"""

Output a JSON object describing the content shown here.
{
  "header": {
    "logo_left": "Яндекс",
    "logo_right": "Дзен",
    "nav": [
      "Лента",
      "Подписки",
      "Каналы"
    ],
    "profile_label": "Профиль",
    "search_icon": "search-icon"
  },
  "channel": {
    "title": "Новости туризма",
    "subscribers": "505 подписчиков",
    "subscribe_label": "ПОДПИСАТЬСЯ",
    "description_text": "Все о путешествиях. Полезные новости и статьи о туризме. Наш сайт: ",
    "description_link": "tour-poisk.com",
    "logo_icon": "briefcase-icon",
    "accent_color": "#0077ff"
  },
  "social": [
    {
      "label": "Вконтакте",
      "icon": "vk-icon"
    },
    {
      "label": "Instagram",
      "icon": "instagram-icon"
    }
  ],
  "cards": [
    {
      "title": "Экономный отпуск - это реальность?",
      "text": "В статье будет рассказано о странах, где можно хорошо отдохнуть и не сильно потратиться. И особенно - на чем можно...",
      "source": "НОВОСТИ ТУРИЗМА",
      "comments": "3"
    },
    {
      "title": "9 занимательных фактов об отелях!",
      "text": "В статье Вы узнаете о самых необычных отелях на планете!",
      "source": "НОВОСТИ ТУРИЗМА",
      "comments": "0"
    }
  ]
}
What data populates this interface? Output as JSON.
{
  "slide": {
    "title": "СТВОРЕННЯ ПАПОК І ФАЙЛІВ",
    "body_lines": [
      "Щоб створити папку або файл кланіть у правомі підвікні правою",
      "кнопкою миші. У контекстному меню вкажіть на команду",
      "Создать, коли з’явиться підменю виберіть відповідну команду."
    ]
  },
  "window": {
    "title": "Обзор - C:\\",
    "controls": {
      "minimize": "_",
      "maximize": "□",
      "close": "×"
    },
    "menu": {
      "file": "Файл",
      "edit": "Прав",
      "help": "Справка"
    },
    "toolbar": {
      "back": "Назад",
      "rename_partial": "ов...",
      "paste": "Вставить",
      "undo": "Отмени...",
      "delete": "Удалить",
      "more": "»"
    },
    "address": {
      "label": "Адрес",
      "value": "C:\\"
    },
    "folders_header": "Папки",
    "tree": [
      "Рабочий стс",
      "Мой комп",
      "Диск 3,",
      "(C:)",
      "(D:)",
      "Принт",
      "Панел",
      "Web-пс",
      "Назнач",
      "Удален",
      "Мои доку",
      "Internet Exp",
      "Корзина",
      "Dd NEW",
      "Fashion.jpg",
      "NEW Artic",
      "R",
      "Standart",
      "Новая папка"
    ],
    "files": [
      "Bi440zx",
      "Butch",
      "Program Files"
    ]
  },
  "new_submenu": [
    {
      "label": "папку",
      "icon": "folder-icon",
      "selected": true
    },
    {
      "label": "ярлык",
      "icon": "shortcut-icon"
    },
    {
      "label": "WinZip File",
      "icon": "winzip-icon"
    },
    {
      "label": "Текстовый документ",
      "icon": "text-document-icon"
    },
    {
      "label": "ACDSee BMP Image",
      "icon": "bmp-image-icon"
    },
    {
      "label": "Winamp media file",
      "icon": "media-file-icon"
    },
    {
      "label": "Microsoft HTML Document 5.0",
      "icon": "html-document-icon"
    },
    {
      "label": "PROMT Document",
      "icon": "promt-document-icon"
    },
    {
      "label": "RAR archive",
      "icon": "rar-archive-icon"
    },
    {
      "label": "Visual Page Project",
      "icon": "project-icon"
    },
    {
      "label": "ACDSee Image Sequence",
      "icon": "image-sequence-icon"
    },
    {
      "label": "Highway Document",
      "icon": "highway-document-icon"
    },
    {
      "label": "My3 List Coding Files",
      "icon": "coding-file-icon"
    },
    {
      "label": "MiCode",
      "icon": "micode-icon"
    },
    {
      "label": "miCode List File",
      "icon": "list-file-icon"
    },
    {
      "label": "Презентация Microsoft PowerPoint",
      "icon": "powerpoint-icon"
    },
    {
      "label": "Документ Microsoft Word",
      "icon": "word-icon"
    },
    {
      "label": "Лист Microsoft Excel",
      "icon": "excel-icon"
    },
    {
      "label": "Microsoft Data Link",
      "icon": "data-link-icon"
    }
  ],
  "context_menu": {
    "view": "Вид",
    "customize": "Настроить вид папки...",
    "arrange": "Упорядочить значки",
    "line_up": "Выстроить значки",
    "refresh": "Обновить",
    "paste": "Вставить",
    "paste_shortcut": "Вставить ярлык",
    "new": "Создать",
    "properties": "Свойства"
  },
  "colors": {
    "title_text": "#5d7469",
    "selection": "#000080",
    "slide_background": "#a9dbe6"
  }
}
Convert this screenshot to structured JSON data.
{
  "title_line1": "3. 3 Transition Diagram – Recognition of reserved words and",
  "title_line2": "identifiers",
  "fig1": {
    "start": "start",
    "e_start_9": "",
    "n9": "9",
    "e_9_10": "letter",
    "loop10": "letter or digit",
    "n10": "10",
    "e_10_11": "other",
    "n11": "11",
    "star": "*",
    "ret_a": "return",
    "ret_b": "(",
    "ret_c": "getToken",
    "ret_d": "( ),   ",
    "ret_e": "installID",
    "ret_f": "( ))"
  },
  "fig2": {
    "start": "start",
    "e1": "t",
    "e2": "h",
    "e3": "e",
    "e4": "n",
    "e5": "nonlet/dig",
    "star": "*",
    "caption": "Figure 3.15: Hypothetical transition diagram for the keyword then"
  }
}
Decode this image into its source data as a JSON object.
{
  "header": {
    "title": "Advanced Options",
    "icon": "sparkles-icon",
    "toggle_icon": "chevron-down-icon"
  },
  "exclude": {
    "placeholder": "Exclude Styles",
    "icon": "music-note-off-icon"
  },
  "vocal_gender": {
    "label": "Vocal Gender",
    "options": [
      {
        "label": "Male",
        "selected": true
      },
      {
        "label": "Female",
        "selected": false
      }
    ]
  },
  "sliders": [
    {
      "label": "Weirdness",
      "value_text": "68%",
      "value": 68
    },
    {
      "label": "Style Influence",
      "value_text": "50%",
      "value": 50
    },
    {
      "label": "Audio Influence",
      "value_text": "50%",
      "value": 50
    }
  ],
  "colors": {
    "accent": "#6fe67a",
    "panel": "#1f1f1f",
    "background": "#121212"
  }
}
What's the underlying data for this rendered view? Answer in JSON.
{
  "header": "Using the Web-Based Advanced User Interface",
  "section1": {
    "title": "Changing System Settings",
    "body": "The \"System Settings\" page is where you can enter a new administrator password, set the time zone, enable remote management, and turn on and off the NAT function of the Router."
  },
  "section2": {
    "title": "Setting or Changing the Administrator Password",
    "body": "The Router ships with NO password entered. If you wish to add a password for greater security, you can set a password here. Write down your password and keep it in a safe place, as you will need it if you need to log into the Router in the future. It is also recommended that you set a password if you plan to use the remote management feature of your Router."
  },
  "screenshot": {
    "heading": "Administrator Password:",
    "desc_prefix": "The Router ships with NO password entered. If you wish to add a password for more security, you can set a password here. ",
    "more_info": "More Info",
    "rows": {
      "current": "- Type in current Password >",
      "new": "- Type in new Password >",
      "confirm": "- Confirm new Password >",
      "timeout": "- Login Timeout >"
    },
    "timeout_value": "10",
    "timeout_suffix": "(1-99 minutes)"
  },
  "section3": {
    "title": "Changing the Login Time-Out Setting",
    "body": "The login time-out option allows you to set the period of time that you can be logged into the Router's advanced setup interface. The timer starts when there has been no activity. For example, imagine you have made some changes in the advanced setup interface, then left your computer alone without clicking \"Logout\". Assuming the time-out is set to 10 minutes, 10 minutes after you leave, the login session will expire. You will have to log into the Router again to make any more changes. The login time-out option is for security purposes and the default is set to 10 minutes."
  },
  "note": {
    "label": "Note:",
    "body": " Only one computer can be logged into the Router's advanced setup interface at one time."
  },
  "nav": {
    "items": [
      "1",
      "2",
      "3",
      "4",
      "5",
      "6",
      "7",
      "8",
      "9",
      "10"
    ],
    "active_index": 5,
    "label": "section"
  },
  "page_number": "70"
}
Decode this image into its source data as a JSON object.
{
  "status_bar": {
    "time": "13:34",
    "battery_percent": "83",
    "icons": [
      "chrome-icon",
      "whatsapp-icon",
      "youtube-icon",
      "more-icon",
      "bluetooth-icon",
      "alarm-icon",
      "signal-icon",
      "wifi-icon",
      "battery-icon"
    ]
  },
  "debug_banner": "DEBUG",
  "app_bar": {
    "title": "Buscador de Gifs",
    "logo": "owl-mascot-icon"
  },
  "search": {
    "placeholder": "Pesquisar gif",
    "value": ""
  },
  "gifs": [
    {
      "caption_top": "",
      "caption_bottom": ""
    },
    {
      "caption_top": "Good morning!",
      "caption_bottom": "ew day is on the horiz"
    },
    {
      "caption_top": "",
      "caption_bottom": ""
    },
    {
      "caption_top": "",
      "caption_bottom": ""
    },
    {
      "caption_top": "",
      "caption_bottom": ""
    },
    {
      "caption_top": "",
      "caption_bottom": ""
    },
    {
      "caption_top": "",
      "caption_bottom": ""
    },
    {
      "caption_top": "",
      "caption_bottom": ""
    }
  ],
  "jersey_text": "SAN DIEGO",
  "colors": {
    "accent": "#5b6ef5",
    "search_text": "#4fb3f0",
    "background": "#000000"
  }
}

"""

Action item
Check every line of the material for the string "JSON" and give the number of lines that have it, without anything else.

Answer section
6